Gruber and Thompson had the choice between two evils: Either to use XML feeds as is (and basically trusting the viewership to not pirate content) or to bake in Tracking Superhuman-style (which goes against the whole pay to not be tracked-argument).

Fractured UX: Dealing on the open web means dealing with a non-controllable environment — yes, even worse than Android OS fragmentation.

In the launch post of Dithering, Thompson voiced his frustration that “many players don’t abide by the current podcast standard”. The list goes on. There’s no purchasing with 3rd party cookies disabled. Or the newsletter had some issues on Gmail for mobile.

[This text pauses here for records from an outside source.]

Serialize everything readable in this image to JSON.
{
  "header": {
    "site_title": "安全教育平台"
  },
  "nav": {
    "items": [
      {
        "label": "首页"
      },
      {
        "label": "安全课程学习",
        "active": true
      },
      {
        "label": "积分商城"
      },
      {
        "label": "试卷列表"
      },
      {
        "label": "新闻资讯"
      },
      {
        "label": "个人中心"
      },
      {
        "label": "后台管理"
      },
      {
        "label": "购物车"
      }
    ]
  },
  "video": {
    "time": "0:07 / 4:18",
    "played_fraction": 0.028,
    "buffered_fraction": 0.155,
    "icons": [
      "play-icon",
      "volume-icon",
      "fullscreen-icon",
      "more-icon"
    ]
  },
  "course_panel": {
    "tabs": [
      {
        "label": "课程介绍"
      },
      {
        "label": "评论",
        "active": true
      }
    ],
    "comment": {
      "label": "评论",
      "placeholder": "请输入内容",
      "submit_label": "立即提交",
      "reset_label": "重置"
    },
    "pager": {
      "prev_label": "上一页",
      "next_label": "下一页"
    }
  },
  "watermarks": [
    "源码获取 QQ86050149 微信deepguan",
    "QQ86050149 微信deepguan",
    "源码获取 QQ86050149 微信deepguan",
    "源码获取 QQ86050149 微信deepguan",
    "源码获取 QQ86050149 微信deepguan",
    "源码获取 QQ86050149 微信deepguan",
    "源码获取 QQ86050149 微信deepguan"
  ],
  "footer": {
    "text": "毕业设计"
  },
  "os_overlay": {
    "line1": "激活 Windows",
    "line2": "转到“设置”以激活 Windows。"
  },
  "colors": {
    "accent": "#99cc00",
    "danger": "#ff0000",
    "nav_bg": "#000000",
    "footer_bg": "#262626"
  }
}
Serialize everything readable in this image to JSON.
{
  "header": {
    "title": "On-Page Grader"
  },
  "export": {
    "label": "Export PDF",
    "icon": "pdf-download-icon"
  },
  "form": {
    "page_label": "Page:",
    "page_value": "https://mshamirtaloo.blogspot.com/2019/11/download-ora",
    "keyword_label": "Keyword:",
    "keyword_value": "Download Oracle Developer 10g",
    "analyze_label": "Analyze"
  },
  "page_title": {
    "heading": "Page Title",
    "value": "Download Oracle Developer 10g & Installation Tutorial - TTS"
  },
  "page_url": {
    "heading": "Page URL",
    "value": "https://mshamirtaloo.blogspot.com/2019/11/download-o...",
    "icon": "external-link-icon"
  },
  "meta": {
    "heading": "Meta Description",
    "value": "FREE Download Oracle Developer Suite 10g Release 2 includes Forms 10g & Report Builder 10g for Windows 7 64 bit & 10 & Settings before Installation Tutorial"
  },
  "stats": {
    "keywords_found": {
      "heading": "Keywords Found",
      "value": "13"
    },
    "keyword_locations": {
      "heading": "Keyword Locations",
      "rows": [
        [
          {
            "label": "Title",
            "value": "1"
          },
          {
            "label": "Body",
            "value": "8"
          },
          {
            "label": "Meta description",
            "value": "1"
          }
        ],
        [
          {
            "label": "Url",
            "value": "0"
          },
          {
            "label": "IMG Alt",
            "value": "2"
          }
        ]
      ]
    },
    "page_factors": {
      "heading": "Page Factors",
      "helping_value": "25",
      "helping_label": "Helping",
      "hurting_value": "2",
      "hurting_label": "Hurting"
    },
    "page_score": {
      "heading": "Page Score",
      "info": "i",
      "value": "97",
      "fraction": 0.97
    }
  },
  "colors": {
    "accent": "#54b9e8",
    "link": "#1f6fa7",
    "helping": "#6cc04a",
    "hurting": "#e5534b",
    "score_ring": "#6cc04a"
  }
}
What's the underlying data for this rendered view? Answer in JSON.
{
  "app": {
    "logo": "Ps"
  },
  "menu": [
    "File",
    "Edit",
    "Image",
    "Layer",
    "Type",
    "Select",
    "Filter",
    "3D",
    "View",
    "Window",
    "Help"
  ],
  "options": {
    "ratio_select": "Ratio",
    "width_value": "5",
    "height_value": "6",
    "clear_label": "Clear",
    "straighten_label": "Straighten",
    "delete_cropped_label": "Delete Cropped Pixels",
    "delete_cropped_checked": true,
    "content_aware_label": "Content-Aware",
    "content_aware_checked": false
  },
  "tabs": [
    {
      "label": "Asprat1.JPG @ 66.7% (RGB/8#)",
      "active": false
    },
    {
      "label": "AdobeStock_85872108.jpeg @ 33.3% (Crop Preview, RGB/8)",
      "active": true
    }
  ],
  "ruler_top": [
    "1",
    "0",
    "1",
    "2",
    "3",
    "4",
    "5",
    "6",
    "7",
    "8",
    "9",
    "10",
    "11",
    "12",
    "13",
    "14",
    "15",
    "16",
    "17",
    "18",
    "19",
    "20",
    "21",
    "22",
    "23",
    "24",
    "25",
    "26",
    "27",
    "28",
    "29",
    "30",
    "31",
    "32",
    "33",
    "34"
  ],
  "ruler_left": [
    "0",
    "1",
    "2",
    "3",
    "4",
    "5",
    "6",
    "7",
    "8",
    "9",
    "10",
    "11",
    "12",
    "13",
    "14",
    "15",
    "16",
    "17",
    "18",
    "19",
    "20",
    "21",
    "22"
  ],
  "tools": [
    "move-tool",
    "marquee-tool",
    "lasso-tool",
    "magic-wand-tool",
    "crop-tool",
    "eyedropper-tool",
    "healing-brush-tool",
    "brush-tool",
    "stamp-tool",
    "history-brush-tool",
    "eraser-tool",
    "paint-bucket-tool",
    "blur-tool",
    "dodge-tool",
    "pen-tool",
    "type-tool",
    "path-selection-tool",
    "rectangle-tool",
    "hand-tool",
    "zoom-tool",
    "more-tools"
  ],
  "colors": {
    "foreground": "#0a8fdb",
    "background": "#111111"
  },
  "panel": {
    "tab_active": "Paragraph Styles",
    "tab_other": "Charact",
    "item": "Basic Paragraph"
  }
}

I don’t want to see Thompson’s support requests (despite that Stratechery readers should be above-average in tech-savvyness). Nothing an IT department can’t help with, but wasn’t the point to get along without one?

Handicapped Payments: Compare the one click/tap buying on Amazon or Apple Pay to what the open web has to offer. Having no credit cards on file builds friction. There are countries with low credit card penetration, too.

My bigger gripe is with the chosen business model. For comparisons sake take a look at Wirecutter. Their model is more aligned and a win-win-win for everyone involved (a free website with customer benefit that generates at least $30 million per year). Affiliate marketing has less hurdles and just feels more Internet-like.

Note that the the majority of big creators are advertising-based. The afore mentioned Tim Ferriss tried the Subscription way — only to revert course swiftly.

Having said that, I think it’s noble that Thompson tries to force the web to work with subscriptions — pioneering work.

Journalism needs less News, more Analysis

When people lament the ‘Death of Journalism’ I query them on what type of journalism they think of. There’s a stark difference between reporting the news and analyzing the news.

Pure news reporting got downgraded with the Internet. After all you can get it directly from Reuters, newspapers have become an unnecessary intermediary.

A while back when I still consumed newspapers I had this habit of reading only the headlines of news articles — but read every word of the Feuilleton section. (As a nice side-effect you feel better about the state of the world.)

What Thompson’s success shows very clearly is that we as a society are clamoring for somebody to make sense of all the stuff happening around us.

Analyzing complex interdependences requires skill and time: If I would keep track of the hours I need to get an essay like this one into shape, trust me, I would stop immediately.

Generating written content is traditionally a low-margin business because writers are often interchangeable. Thompson paved his success by being (or at least being perceived as) not substitutable.

For newspapers to stay relevant, they need more opinion pieces beyond one’s own nose (based on solid fact-checking of course), they need more essays instead of articles, they need more storytellers and cross-disciplinary generalists, they need more writers like Benedict Evans, Byrne Hobart, Alex Danco, Ranjan Roy, Matthew Ball, Eugene Wei or Kevin Kwok to name a few I like to read.

Actually…scrap that. I can barely keep up with the free stuff piling up in my various inboxes right now.

hyperlinked

Essays about a hyperlinked economy & culture